Author Graham Allcott will be visiting the university on Wednesday 7 March to deliver ‘Get Things Done‘, a masterclass in productivity. The workshop takes place 5.30 pm – 7.30 pm in Room G5, Mithras House, Moulsecoomb and is free to students, graduates and staff on the University of Brighton. Registration is essential.

5 Productivity Ninja Tactics to Overcome Procrastination

Productivity workshopEven if you have vigorously implemented all Productivity Ninja tactics you learned in your recent Time Management Training, some of us tend to find it more difficult to stay focused. We’ve all had good intentions to get that “thing” done that’s given us that nagging feeling in the back of our minds, but put off doing it until the last minute. Fact is: some of us are more prone to procrastination than others, and we should acknowledge that this is just part of what makes us human.

At the same time, there are many different tactics which will help you finish the essay, organize your lecture notes or simply finish revising, instead of pushing it into “tomorrow-land”. You see, the problem with procrastination is – the more you do it, the worse you get. Luckily, we’re sharing some of our favorite tactics to fight procrastination with you below.

Go dark

As helpful as technology and smartphones can be, they can also be a major distraction. That’s why “going dark” and switching off for a while is so helpful and important. The airplane mode on your phone, tablet and laptop can also be activated when you’re sitting at home or in the library. You’ll be amazed how much work you can get done without constantly being interrupted by notifications.

Use the Pomodoro Technique

You know you’re very likely to get distracted, so instead of beating yourself up about it, take an important step and allocate time for getting distracted. Committing to a segment of time to separate your time from work, can allow you to focus more when you are meant to. Take the Pomodoro Technique, where you’ll have a brief five-minute break every 25 minutes. You should also plan longer breaks every 90 to 120 minutes throughout the day to keep you fresh and alert. You can use those breaks for whatever you want, as long as you stick to the allocated time and don’t get lost in the dark corners of Youtube – yes, one cat video will be enough for your break.

Start somewhere

A blank page can be very intimidating.

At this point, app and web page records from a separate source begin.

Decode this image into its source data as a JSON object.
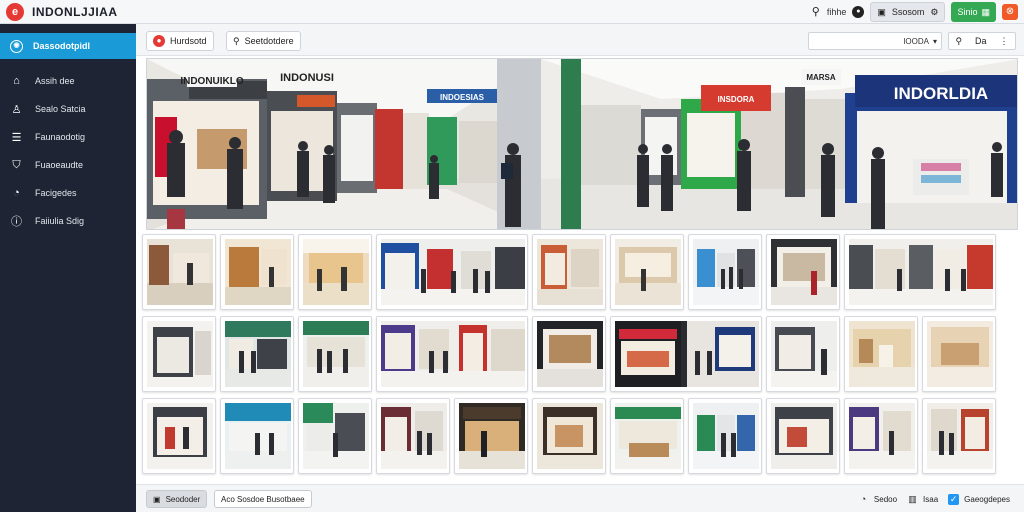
{
  "app": {
    "title": "INDONLJJIAA"
  },
  "topbar": {
    "user_label": "fihhe",
    "group_label": "Ssosom",
    "green_button_label": "Sinio",
    "colors": {
      "accent_green": "#34a853",
      "accent_red": "#e53935",
      "chip_orange": "#f05a28"
    },
    "icons": [
      "user-search-icon",
      "settings-icon",
      "monitor-icon",
      "gear-icon",
      "grid-icon",
      "close-icon"
    ]
  },
  "sidebar": {
    "active": {
      "label": "Dassodotpidl",
      "icon": "dashboard-icon"
    },
    "items": [
      {
        "label": "Assih dee",
        "icon": "home-icon"
      },
      {
        "label": "Sealo Satcia",
        "icon": "user-icon"
      },
      {
        "label": "Faunaodotig",
        "icon": "list-icon"
      },
      {
        "label": "Fuaoeaudte",
        "icon": "shield-icon"
      },
      {
        "label": "Facigedes",
        "icon": "gauge-icon"
      },
      {
        "label": "Faiiulia Sdig",
        "icon": "info-icon"
      }
    ],
    "colors": {
      "background": "#1e2433",
      "active": "#1a9bd7"
    }
  },
  "toolbar": {
    "primary_button": "Hurdsotd",
    "secondary_button": "Seetdotdere",
    "search_value": "IOODA",
    "search_suffix": "▾",
    "icons": [
      "search-icon",
      "chevron-down-icon",
      "image-icon"
    ],
    "icon_label": "Da"
  },
  "hero": {
    "left_store_sign": "INDONUIKLO",
    "left_banner": "INDONUSI",
    "left_center_sign": "INDOESIAS",
    "right_store_sign": "INDORLDIA",
    "right_banner": "MARSA",
    "right_red_sign": "INSDORA"
  },
  "bottombar": {
    "left_button": "Seododer",
    "right_button": "Aco Sosdoe Busotbaee",
    "links": [
      {
        "label": "Sedoo",
        "icon": "help-icon"
      },
      {
        "label": "Isaa",
        "icon": "chart-icon"
      },
      {
        "label": "Gaeogdepes",
        "icon": "verified-icon"
      }
    ]
  }
}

Whether that’s an exam, your essay or your dissertation, it often feels like starting is the hardest part of it all. So, don’t sit there staring at a blank page, but write something – start something. Anything! It doesn’t matter how good it is or whether you end up using it at all, sometimes having something to disagree with is the first step to knowing what you want to do.

Set yourself microgoals

Have you ever put “write to do list” on top of your to do list, just so you could cross it off? There’s something very rewarding about ticking tasks off – no matter how big or small. Although you might love ticking tasks off, your items on your to do list might simply be too general or vague to get ticked off. That’s where microgoals can come in handy. For example, for a 2,000 word essay, your microgoal might be write 250 words a day. You’ll feel great hitting those 250 words a day and won’t be feeling bad about the 1,750 words you haven’t written. Keep your microgoals as specific and measurable as possible and give yourself enough time – there might be days where you won’t meet your 250 words goal and that’s OK.

Create a deadline in someone else’s world

A deadline is only a deadline if you’ll be dead if you don’t get over the line. If the person monitoring you to meet your deadline is you, then you’ll secretly know that if you don’t meet it, nothing will happen. It’s far better to create a deadline in someone else’s world. Having someone else depending on you delivering something at the right time, is the only way to make a deadline an effective tool. So whether that’s for essays and exams or starting your gym routine – tell other people about it to create accountability.

As with everything productivity related, not every tactic works for everyone, that’s why there are plenty of options and variations when it comes to boosting your productivity and beating your procrastination. You’ll find plenty more Productivity Ninja tips and tricks on our blog and specifically for your study needs, we also recommend Graham Allcott’s book “How to be a Study Ninja”.

Think Productive

Sine 2009, when we were founded by best-selling author Graham Allcott, our range of practical, human and straight to the point workshops have been transforming the productivity of  leading companies and organizations around the world.